Planned Parenthood applied for a preliminary injunction based on privacy rights claims. They succeeded, but then it was put aside for technical legal reasons in Florida. An appellate court ruled in August that they had no right to an injunction. And so, on the privacy theories at this point in Florida, you can’t stop H.B. 5. We shall see what the Florida Supreme Court says.
What we’re arguing is that there is a clear violation of fundamental free speech rights, because the statute is so vague that you can’t fully know what’s criminalized. A lot of people have questioned how the clergy could possibly be subject to criminal liability. And the answer is: that’s just the way criminal law works—aiders and abettors are punished identically with someone who did the crime themselves.
If a law is void for vagueness under long-settled First Amendment principles, it must be invalidated in its entirety. And Florida would have to go back to the drawing board.

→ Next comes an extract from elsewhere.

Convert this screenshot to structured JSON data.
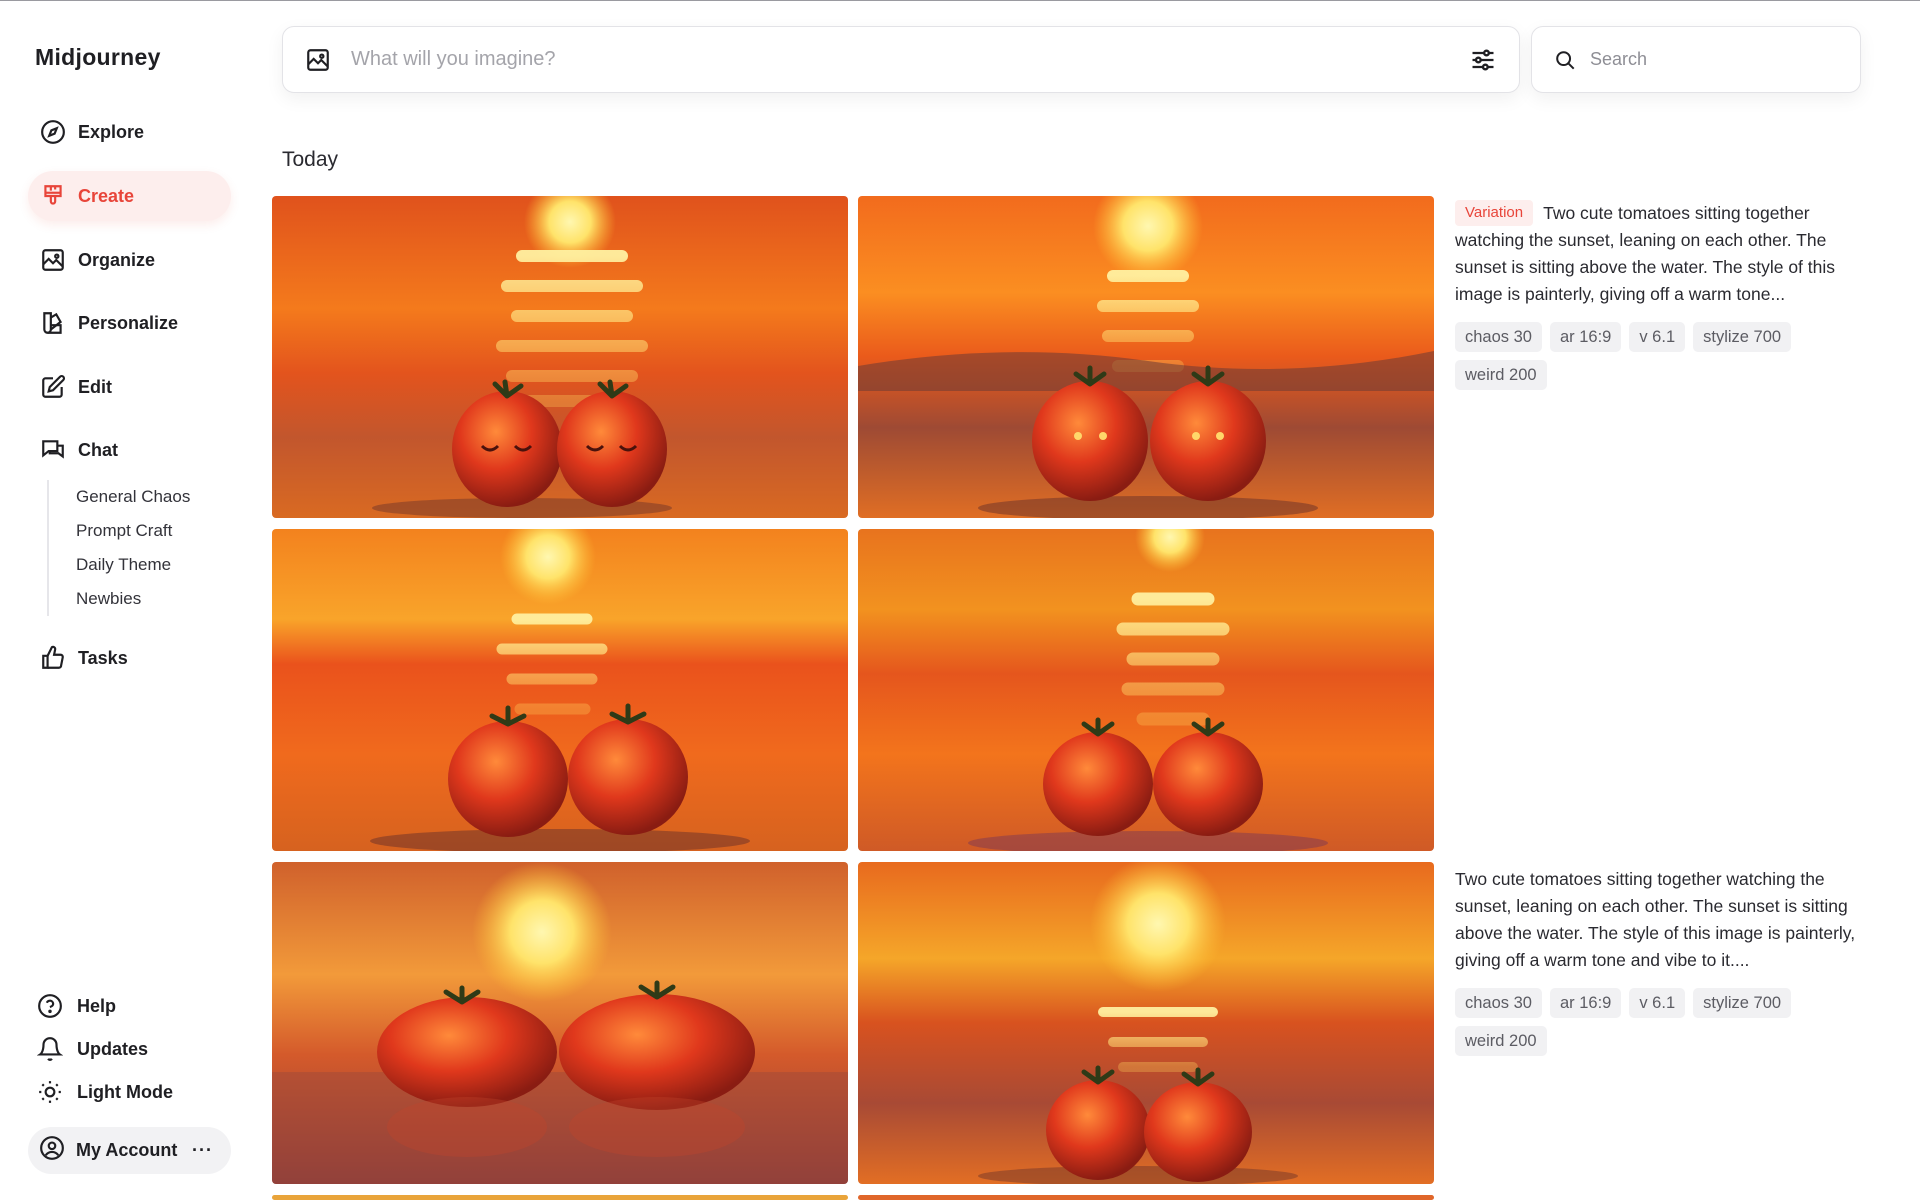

So, we have a powerful bedrock constitutional principle that is a very strong argument for an injunction, because this law is violating our clients’ and many Floridians’ constitutional rights every single day.
What makes these lawsuits unusual among religious liberty-based arguments about abortion?
There are very few of these cases filed so far, but I expect to see more. What’s different here is that we are not going forward with respect to just one faith. These lawsuits demonstrate to the courts and the public that there is a wide swath of American believers whose faith is burdened by the fact that a narrow set of religious beliefs have now become the law of abortion.
What these lawsuits are doing is flipping the script. The public has been repeatedly told that the anti-abortionists are on a high religious ground and that everybody else is just a secularist. But what the lawsuits are doing is fixing that error by saying, “The believers who support choice are also on a high religious ground.” And so now we must pivot to a discussion of diversity and truth on this issue. For the nation, I think that’s the most important part of these lawsuits.